→ RECORDS PROVIDED:
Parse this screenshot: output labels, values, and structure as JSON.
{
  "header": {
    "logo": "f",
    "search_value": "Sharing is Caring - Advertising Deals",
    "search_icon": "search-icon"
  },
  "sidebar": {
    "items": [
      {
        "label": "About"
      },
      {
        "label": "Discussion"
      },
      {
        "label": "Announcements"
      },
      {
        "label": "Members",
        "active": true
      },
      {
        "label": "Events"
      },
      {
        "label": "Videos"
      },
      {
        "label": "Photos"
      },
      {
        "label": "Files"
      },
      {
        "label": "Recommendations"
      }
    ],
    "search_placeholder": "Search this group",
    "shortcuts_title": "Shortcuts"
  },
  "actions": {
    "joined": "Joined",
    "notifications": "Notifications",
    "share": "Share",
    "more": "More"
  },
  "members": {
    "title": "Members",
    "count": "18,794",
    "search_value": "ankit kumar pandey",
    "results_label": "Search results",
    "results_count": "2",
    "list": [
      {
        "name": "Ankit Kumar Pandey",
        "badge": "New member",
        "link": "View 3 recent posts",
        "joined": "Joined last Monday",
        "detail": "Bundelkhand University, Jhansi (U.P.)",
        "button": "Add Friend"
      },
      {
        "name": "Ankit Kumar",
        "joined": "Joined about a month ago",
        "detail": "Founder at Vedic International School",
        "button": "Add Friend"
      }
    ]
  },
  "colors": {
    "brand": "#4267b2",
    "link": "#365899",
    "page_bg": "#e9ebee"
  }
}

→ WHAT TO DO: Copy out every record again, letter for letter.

→ RESPONSE:
Parse this screenshot: output labels, values, and structure as JSON.
{
  "header": {
    "logo": "f",
    "search_value": "Sharing is Caring - Advertising Deals",
    "search_icon": "search-icon"
  },
  "sidebar": {
    "items": [
      {
        "label": "About"
      },
      {
        "label": "Discussion"
      },
      {
        "label": "Announcements"
      },
      {
        "label": "Members",
        "active": true
      },
      {
        "label": "Events"
      },
      {
        "label": "Videos"
      },
      {
        "label": "Photos"
      },
      {
        "label": "Files"
      },
      {
        "label": "Recommendations"
      }
    ],
    "search_placeholder": "Search this group",
    "shortcuts_title": "Shortcuts"
  },
  "actions": {
    "joined": "Joined",
    "notifications": "Notifications",
    "share": "Share",
    "more": "More"
  },
  "members": {
    "title": "Members",
    "count": "18,794",
    "search_value": "ankit kumar pandey",
    "results_label": "Search results",
    "results_count": "2",
    "list": [
      {
        "name": "Ankit Kumar Pandey",
        "badge": "New member",
        "link": "View 3 recent posts",
        "joined": "Joined last Monday",
        "detail": "Bundelkhand University, Jhansi (U.P.)",
        "button": "Add Friend"
      },
      {
        "name": "Ankit Kumar",
        "joined": "Joined about a month ago",
        "detail": "Founder at Vedic International School",
        "button": "Add Friend"
      }
    ]
  },
  "colors": {
    "brand": "#4267b2",
    "link": "#365899",
    "page_bg": "#e9ebee"
  }
}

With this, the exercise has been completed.